Last summer was a Fourth of July that carried more meaning for me than others. It wasn’t so much what happened over the holiday; rather it was a week in June before the Fourth of July where I spent time with a group of vets that reminded me of the freedoms and country that I have to be grateful for. I had made an acquaintance with a local vet named Jake Thacker who takes the idea of sharing his passion for outdoors to the next level. I met Jake when my brother invited him to join us on a fly-fishing / whitewater float on the Canyon section of the South Fork of the Boise River. The Canyon section of the SFB is one of my favorite “day adventures.” It’s challenging, risky, secluded, and rewards with abundant wildlife and prime rainbow trout fishing. Jake had the kind of experience on that float that I’ve had many times, and was healed by being on a river in the backcountry. After that float plans were hatched to work with Jake to take a group of Idaho vets fly-fishing in Eastern Idaho on the South Fork of the Snake River. My brother Jared and Jake Thacker took the lead with Jake lining up the vets and Jared lining up boats, rowers (which included myself), logistics, food, etc.

The SF of the Snake is an amazing fishery and perfect place to be at peace and forget about the cares of the world. I found it especially rewarding to share the place and experience with a group of Idaho vets that want the same thing we all want; an adventure to look forward to. We put in the same level of planning and prep that we do for any adventure of this sort. Once on the trip we had to adjust our mindset (as I’ve done when leading the boy scouts) from “looking forward to my turn fishing from the bow of the boat” to being fully focused on helping a couple of new friends who served our country experience the mind freeing experience of casting a stonefly imitation up against the bank and watching a wild cutthroat slowly rise and inhale, setting the hook, and feeling the bend in the rod. The trip re-enforced for me a truth; as we seek adventure, our experience will be enhanced if we adjust our plans to include someone who may not have a similar opportunity otherwise, and they will take that seed you plant and see their life changed as they begin their own pursuit in the outdoors.

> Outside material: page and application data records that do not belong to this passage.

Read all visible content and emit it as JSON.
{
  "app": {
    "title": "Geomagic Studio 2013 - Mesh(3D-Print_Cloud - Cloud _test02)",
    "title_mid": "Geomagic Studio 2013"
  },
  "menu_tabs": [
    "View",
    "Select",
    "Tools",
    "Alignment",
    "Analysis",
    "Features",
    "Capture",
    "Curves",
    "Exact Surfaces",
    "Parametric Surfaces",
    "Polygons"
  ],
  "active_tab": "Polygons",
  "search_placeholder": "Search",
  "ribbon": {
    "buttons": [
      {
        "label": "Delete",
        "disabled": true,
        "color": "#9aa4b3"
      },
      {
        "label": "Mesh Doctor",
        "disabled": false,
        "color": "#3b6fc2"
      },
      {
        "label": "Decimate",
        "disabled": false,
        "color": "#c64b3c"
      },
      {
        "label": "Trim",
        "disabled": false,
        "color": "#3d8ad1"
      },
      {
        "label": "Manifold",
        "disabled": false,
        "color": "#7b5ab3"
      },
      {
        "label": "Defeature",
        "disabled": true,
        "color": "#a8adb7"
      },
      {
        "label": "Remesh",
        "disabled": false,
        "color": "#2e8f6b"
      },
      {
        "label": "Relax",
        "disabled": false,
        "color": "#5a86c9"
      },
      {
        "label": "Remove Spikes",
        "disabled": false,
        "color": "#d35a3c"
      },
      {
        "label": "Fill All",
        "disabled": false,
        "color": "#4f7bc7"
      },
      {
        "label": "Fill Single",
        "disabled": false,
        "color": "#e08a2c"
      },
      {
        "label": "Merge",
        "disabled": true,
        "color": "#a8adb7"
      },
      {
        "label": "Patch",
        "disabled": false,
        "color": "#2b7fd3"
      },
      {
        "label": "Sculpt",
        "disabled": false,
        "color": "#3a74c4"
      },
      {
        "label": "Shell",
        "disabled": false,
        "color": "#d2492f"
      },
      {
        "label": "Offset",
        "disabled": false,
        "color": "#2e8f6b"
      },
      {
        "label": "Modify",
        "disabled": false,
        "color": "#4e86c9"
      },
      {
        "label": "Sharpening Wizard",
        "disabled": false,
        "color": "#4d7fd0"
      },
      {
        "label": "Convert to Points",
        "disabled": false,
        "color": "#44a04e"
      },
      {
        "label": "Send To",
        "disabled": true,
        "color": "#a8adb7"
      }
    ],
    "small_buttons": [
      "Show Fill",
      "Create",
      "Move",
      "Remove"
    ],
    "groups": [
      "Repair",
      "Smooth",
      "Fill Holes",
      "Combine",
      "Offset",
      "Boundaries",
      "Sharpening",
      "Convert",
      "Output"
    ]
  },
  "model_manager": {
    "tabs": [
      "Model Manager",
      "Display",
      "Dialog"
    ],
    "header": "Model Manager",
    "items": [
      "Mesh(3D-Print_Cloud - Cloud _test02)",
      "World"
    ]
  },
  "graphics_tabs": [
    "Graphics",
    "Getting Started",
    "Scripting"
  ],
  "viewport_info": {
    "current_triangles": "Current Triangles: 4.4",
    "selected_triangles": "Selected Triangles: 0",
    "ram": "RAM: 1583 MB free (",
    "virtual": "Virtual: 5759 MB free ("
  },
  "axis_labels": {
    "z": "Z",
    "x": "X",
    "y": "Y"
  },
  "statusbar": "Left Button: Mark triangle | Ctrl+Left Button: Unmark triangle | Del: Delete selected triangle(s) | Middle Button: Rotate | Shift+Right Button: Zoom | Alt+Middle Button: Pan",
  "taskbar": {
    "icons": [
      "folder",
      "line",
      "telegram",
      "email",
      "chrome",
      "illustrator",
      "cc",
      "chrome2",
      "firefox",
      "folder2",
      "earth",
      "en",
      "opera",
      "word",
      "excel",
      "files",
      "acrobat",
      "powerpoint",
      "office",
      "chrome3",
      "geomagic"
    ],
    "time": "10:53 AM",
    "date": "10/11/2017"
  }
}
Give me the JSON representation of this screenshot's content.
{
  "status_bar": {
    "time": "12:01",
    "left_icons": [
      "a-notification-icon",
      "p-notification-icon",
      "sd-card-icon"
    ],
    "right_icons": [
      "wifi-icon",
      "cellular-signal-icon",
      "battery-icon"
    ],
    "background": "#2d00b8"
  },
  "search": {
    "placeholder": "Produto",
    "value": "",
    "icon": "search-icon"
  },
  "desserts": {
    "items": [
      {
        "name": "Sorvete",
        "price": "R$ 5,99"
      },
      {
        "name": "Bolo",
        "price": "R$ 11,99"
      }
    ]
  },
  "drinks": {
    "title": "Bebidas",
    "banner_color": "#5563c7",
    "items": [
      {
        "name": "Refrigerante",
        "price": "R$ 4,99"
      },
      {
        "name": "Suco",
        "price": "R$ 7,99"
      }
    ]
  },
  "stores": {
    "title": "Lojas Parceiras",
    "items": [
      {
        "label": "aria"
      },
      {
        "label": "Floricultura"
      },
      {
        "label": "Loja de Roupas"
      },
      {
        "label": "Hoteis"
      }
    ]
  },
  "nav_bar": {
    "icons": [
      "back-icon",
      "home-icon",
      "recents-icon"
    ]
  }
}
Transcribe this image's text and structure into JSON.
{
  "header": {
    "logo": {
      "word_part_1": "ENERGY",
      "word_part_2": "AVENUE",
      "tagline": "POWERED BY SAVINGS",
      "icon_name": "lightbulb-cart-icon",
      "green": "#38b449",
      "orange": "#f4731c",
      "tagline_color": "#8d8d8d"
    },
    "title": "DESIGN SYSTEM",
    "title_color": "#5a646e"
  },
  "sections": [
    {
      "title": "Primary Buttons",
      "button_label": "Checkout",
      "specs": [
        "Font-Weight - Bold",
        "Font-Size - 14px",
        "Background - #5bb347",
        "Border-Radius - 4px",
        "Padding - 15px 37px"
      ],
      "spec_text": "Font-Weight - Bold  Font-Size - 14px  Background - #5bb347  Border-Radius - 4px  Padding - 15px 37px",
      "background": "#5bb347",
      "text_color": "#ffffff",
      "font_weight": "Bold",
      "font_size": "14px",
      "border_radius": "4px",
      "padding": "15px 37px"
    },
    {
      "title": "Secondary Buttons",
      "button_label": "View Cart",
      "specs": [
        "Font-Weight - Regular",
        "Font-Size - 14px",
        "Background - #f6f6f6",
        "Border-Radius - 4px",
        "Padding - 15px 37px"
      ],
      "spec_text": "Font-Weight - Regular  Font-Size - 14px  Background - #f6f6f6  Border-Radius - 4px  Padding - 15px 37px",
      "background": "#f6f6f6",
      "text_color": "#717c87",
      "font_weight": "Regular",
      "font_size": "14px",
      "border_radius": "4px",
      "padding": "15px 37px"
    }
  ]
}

Maybe that person is one of your kids, and you adjust your trip to better accommodate a 10 year old. Maybe it’s a friend who could use some relief from daily pressures of life. Maybe it’s a neighbor kid whose dad isn’t around. It could be someone who’s battling health issues. Maybe it’s someone who served our country and will find respite from mental or physical injury. There are people all around whose life will be positively impacted if we take a moment in our pursuit of adventure to think about more than just ourselves as we head to the hills and water.

As you plan out your adventures for the next year, think about what time in the backcountry means to you and find someone who you can share with. You’ll find it rewarding and they’ll appreciate it more than you know